Sucking Is Part Of The Process

Have you ever starting learning something new and then abandoned it? Probably. The question is, “Why do we do that and how do we stop?”

Last week I was working with a company on their listing presentation. I had just finished demonstrating the process start to finish and now it was the agent’s turn to practice.

Immediately a couple of them starting remarking that they felt their way of doing a listing presentation was fine…no need to add a new way! After asking them a couple of questions, I quickly realized their way of doing a listing presentation was not working.

Hmmm…so why the resistance to a new way that works?

The answer lies in Maslow’s Stages of Learning.

The 4 Stages of Learning are described as….

Stage 1: Unconsciously incompetent – In other words, you don’t know what you don’t know. This was the agent prior to coming to the class.

Stage 2: Consciously incompetent – Now there is a realization of other information. For example, a different way of completing a listing presentation. BUT has they attempt to implement this information it feels uncomfortable (mainly because they aren’t good at it yet) and they reject the new information as “not for me” and call fall back to the comfortable.

Stage 3: Consciously competent – In this stage a person has persevered through Stage 2 and now using that information (i.e. a new listing presentation) feels good, BUT they must think about it as they do it.

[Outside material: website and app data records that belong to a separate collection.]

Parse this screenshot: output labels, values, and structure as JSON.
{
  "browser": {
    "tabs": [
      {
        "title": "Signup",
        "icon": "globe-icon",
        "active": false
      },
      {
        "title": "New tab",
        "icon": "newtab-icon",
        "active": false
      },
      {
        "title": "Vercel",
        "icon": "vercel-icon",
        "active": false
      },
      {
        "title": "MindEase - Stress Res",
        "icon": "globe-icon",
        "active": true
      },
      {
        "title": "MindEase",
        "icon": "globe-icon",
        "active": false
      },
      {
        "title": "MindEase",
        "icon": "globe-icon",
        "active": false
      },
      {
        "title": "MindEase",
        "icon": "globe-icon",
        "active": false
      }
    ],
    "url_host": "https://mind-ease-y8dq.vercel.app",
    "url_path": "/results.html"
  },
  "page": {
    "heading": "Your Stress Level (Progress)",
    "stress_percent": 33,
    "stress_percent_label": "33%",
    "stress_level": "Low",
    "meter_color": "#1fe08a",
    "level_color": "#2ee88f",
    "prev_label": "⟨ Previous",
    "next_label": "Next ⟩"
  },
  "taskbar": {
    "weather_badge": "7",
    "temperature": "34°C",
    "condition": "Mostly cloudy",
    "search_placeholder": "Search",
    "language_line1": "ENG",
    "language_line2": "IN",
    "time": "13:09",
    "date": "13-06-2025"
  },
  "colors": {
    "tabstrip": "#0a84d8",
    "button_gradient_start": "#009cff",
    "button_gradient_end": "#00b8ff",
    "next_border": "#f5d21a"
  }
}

Stage 4: Unconsciously competent or mastery – Using the new information feels natural.

As you might have guessed, Stage 2 is the answer to why we abandon a new (and perhaps better) way of doing something.

Why? Because in the beginning we suck, and it feels bad. Our brains will always try to correct this problem and often its method is to justify that how we do it now works.

How do you change this? First, accept that sucking is part of the process and is indeed the path to mastery. How do you accelerate up the steps? Practice.

Practice with kids, practice with significant others, practice with the dog, practice in the shower, practice while driving. Just practice.

This is particularly important as a real estate agent because our words are one of our greatest assets and being good at explaining information is critical. So, practice.